**WHAT YOU WILL DO**
Repeat exactly, and only, the lines from the one containing "Decode this image" through the end of the records.

**RECORDED DATA**
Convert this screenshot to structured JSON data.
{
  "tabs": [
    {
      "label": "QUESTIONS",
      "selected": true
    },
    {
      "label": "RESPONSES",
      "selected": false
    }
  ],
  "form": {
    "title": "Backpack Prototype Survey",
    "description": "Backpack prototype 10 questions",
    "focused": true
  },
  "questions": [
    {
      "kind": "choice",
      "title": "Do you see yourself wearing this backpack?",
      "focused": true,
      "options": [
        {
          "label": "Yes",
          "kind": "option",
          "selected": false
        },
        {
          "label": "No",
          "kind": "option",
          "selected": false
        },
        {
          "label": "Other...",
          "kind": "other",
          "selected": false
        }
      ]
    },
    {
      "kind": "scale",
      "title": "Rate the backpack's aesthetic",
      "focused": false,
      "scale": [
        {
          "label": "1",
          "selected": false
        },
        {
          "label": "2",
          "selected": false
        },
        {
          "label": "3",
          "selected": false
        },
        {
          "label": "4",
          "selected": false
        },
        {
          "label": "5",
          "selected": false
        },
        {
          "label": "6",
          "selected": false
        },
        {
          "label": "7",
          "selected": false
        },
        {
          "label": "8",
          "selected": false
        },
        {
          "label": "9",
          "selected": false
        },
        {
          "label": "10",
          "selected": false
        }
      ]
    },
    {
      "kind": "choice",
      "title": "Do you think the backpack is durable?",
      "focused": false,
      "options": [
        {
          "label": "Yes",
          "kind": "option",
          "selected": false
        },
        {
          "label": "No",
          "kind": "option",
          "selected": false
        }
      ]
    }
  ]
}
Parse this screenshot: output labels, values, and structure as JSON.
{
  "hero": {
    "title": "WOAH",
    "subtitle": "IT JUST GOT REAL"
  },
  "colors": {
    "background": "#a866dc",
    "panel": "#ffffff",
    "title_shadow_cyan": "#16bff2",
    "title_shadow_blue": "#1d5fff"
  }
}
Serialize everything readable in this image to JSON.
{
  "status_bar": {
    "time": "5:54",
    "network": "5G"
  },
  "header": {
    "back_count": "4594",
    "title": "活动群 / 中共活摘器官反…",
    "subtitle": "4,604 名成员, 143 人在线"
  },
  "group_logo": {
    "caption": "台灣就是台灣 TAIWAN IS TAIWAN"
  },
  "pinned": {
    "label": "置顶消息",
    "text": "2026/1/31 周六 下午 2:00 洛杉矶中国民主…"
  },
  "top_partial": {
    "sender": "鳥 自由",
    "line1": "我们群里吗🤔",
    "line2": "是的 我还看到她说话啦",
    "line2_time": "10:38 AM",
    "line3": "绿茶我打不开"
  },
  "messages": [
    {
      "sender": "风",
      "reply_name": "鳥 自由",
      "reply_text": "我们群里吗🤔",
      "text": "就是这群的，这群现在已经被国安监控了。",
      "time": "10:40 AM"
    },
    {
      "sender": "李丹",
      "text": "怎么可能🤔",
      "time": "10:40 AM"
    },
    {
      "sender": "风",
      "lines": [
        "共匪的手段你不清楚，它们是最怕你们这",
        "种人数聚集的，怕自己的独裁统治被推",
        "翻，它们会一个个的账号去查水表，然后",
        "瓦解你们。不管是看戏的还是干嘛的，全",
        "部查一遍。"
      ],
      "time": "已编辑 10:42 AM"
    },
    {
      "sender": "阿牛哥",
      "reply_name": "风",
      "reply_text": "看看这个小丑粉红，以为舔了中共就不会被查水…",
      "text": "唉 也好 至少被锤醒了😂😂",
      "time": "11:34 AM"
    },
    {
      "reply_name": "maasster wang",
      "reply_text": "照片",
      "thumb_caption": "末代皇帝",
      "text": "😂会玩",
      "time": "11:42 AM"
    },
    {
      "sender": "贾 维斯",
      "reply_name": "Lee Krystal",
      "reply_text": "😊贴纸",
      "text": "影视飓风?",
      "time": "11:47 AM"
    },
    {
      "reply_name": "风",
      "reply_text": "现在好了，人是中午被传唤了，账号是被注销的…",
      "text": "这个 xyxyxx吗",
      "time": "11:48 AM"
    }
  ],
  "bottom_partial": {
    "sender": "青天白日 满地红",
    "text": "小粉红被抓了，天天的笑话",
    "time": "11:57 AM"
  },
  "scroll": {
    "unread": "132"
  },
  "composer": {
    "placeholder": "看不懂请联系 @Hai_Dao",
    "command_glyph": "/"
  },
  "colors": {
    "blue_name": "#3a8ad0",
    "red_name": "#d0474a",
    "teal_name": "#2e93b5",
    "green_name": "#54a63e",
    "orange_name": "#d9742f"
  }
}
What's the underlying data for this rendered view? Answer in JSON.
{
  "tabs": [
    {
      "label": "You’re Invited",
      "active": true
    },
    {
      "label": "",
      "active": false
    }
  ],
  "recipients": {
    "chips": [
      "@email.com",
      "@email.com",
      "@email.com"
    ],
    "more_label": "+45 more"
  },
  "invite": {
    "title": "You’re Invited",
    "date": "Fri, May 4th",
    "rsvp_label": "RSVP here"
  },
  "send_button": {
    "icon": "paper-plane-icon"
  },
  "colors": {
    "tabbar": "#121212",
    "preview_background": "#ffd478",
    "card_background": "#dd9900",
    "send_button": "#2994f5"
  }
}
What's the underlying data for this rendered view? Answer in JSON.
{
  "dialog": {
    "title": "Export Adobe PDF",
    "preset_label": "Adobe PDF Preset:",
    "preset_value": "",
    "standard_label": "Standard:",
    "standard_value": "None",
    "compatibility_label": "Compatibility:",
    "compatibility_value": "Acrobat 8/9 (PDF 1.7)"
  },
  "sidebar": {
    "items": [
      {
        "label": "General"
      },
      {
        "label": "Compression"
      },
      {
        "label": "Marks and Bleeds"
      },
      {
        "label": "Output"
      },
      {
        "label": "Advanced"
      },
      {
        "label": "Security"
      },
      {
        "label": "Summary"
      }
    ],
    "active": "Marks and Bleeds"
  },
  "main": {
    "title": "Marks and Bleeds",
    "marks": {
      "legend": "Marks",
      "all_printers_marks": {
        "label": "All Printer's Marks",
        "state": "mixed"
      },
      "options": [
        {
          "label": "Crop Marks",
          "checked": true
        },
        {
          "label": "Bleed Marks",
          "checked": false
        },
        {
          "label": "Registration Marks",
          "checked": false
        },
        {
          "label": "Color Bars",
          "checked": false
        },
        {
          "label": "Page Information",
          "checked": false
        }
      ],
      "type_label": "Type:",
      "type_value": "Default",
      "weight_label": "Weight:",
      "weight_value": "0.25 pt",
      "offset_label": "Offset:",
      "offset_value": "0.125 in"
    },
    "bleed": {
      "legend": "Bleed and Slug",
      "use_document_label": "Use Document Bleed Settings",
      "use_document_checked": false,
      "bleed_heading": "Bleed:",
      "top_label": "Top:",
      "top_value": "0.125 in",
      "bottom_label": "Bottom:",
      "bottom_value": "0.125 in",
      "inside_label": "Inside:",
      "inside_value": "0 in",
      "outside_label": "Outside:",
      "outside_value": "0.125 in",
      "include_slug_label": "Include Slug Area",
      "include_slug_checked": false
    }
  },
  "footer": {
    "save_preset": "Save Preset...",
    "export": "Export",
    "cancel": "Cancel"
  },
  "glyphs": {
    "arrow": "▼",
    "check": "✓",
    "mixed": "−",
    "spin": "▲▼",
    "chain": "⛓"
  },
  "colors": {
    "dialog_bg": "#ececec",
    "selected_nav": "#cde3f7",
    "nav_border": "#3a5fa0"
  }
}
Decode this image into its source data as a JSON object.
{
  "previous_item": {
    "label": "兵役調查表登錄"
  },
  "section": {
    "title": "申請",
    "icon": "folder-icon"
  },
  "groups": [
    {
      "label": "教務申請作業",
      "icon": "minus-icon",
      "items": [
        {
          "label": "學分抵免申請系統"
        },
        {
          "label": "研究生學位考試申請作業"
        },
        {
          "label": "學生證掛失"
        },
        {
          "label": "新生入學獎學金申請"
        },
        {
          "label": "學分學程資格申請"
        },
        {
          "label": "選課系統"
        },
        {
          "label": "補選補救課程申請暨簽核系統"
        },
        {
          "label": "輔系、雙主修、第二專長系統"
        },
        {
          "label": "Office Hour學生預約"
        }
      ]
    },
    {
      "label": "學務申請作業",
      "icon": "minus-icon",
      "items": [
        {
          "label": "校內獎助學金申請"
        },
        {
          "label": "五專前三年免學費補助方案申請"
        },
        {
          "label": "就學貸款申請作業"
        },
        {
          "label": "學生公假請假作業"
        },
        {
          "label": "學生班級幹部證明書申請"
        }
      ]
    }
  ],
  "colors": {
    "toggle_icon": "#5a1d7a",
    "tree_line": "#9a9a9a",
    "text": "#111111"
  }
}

**ANSWER**
Decode this image into its source data as a JSON object.
{
  "previous_item": {
    "label": "兵役調查表登錄"
  },
  "section": {
    "title": "申請",
    "icon": "folder-icon"
  },
  "groups": [
    {
      "label": "教務申請作業",
      "icon": "minus-icon",
      "items": [
        {
          "label": "學分抵免申請系統"
        },
        {
          "label": "研究生學位考試申請作業"
        },
        {
          "label": "學生證掛失"
        },
        {
          "label": "新生入學獎學金申請"
        },
        {
          "label": "學分學程資格申請"
        },
        {
          "label": "選課系統"
        },
        {
          "label": "補選補救課程申請暨簽核系統"
        },
        {
          "label": "輔系、雙主修、第二專長系統"
        },
        {
          "label": "Office Hour學生預約"
        }
      ]
    },
    {
      "label": "學務申請作業",
      "icon": "minus-icon",
      "items": [
        {
          "label": "校內獎助學金申請"
        },
        {
          "label": "五專前三年免學費補助方案申請"
        },
        {
          "label": "就學貸款申請作業"
        },
        {
          "label": "學生公假請假作業"
        },
        {
          "label": "學生班級幹部證明書申請"
        }
      ]
    }
  ],
  "colors": {
    "toggle_icon": "#5a1d7a",
    "tree_line": "#9a9a9a",
    "text": "#111111"
  }
}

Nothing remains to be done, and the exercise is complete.